The Commissioner appealed to the Full Federal Court. All three judges of the Full Federal Court closely considered the evidence that was before Edmonds J., and the majority, Jagot and Davies JJ., found that the basis on which Edmonds J. had recognised the loan arrangements as loans, distinct from the impugned purported written loan agreements, was expressly negated by the evidence of Mr Townsing under cross-examination by senior counsel for the Commissioner. The majority concluded that, in his evidence, Mr Townsing had rebuffed the facts upon which Edmonds J. had relied to find that there were loans not shams. Logan J., in the minority, disagreed with the majority and agreed with the trial judge’s approach to the evidence.
The taxpayer sought special leave to appeal from the Full Federal Court to the High Court but leave was refused by the High Court on the basis that the taxpayer did not have sufficient prospects of success of reversing the Full Federal Court majority’s findings.
Documenting a loan in writing reduces the scope of the Commissioner to assert there is no loan leaving the taxpayer, carrying the burden of the onus of proof, to prove the loan.
However documenting the loan may be a two-edged sword in contentious situations. Forcing the Commissioner to assert a sham will not necessarily give a taxpayer, who must disprove a sham in Part IVC of the Taxation Administration Act 1953 tax appeal proceedings, an advantage. Costs in litigation with the Commissioner to redress the consequences of a loan inadequately documented, can be significant. Poor documenting may have the adverse effect of revealing aspects of the arrangement that are not real or genuine. In other words, the pretences in the document and later compromising admissions by a taxpayer asserting the loan may irretrievably taint the believable in an asserted loan document and cause a loan to fail as a construct for a payment.

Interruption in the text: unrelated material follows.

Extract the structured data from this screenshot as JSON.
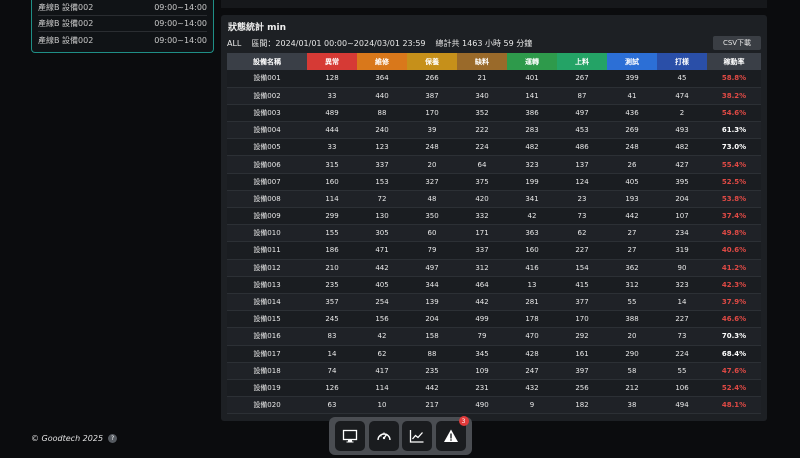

Loans not at arms length are the most likely to be challenged by the Commissioner. Trust beneficiary loan accounts may be held up to particular scrutiny. If a purported trust beneficiary loan is impugned sections 95A and 101 can trigger present entitlement to payments/advances to the beneficiary under the “loan” as assessable income.
These cases and the earlier Full Federal Court case of Millar v FCT  FCAFC 94:
- which again involved an impugned loan devised by the Sydney accountant Vanda Gould for other clients; and
- where the taxpayers opted not to admit evidence from Mr Gould but relied on evidence of the relevant loan only from the lay taxpayer parties to the purported loan;
show that the Federal Court will not readily allow an appeal based on such restricted evidence as sufficient to prove the existence of a loan or to disprove a sham in the process of determining whether an assessment is excessive and that the High Court is reluctant to allow appeals to disturb these Federal Court decisions.